The idea behind the show was pioneers in design, reflected in the modern day interpretation of Joseph Paxton’s long-gone Great Conservatory (the centrepiece of the show, if Chatsworth House didn’t completely steal the limelight) and embedded in the naturalistic landscape crafted by Capability Brown. Along from the show’s entrance gates were the extraordinary and somewhat extravagant free form gardens. I have to confess myself not au fait with these; I like my designs more traditional and down to earth, like my architecture. I rarely like to analyse a garden, preferring simply to soak in its beauty. The studded dinosaur skull I really did not get. More a failing on my part, I suppose.

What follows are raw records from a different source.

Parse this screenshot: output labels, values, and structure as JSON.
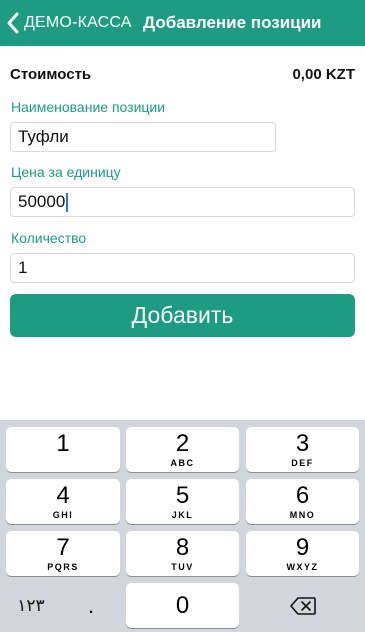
{
  "colors": {
    "accent": "#1d9c82",
    "keyboard_bg": "#d2d5db"
  },
  "header": {
    "back_label": "ДЕМО-КАССА",
    "title": "Добавление позиции"
  },
  "summary": {
    "cost_label": "Стоимость",
    "cost_value": "0,00 KZT"
  },
  "form": {
    "name": {
      "label": "Наименование позиции",
      "value": "Туфли"
    },
    "price": {
      "label": "Цена за единицу",
      "value": "50000"
    },
    "quantity": {
      "label": "Количество",
      "value": "1"
    },
    "submit_label": "Добавить"
  },
  "keyboard": {
    "keys": [
      {
        "digit": "1",
        "letters": ""
      },
      {
        "digit": "2",
        "letters": "ABC"
      },
      {
        "digit": "3",
        "letters": "DEF"
      },
      {
        "digit": "4",
        "letters": "GHI"
      },
      {
        "digit": "5",
        "letters": "JKL"
      },
      {
        "digit": "6",
        "letters": "MNO"
      },
      {
        "digit": "7",
        "letters": "PQRS"
      },
      {
        "digit": "8",
        "letters": "TUV"
      },
      {
        "digit": "9",
        "letters": "WXYZ"
      }
    ],
    "bottom": {
      "alt_label": "١٢٣",
      "decimal": ".",
      "zero": "0",
      "delete_icon": "backspace-icon"
    }
  }
}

The show gardens, though few in number and for the most part smaller in dimension than Chelsea, were much more up my street. The IQ Quarry Garden, designed by Paul Harvey-Brooke’s, won Best Show Garden and a Gold medal, although it was not my favourite. I loved the more planted up end of the space, but am no great fan of metal objets d’art or walls. Sorry.
I liked the whimsy and wildness of the Belmont Enchanted Gardens, but did not echo the judges’ sentiment of it warranting a Gold medal, and the wooden spiral staircase in its centre was a design piece too far for me. Pointless and rather distracting, and I overheard quite a few others say the same.

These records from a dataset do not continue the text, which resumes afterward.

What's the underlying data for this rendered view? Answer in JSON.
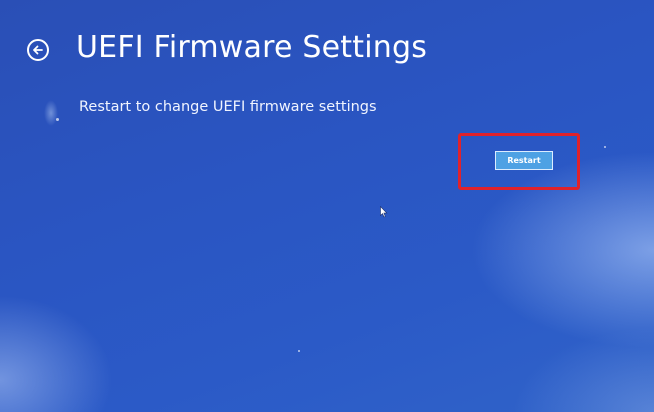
{
  "page": {
    "title": "UEFI Firmware Settings",
    "description": "Restart to change UEFI firmware settings"
  },
  "actions": {
    "restart_label": "Restart"
  },
  "icons": {
    "back": "back-arrow-icon",
    "cursor": "mouse-pointer-icon"
  },
  "colors": {
    "background": "#2a55c2",
    "button_fill": "#4ea1e4",
    "highlight": "#e0222b",
    "text": "#ffffff"
  }
}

I didn’t much love the Moveable Feast garden either, yet have to admit that I felt the concept was inspiring and important. It was the grey plastic planters that just didn’t float my boat. Sadly, I found the inflatable Great Conservatory a letdown as well. It all appeared a bit giant-kids’-party-setup to me… Maybe the central “paddling pool” didn’t help…
My top three gardens on display were right next to one another. The Cruse Bereavement Care ‘A Time for Everything garden’ had an eye catching range of foliage colours and forms, flowing around the central stone wall and water seating area. Next up was ‘Just Add Water’ by Jackie Sutton (or is it Knight? I’m a little confused). Rockeries aren’t my cup of tea, but the addition of water to enliven the sandstone and naturalistic perennials to soften the construction really won me over. Thirdly was the ‘Experience Peak District & Derbyshire’ garden designed by Lee Bestall: a brilliant amalgam of the region surrounding Chatsworth, comprising its cattle, trees and wildflowers, haa-haas and neoclassical elements of Derbyshire stately homes’ cultivated corners. It also played with perspective subtly yet cleverly – you had to see from both ends to really appreciate the design.
We passed Adam Frost and Joe Swift on a couple of occasions outside, and we then headed on over the blossom-bedecked temporary bridge to seek out the floral marquees and perhaps Carol Klein.
Well we found the marquees – and they did not disappoint – although sadly Carol was nowhere to be seen. No time to dwell on this anyway, as there was simply so much to take in undercover and time was swiftly slipping away. I was determined to leave with something, and my plant of choice was the Dahlia ‘Karma Irene’, whose magnificent, flamboyant colour on the display stand just drew me in immediately. No flowers as yet in my specimens, however!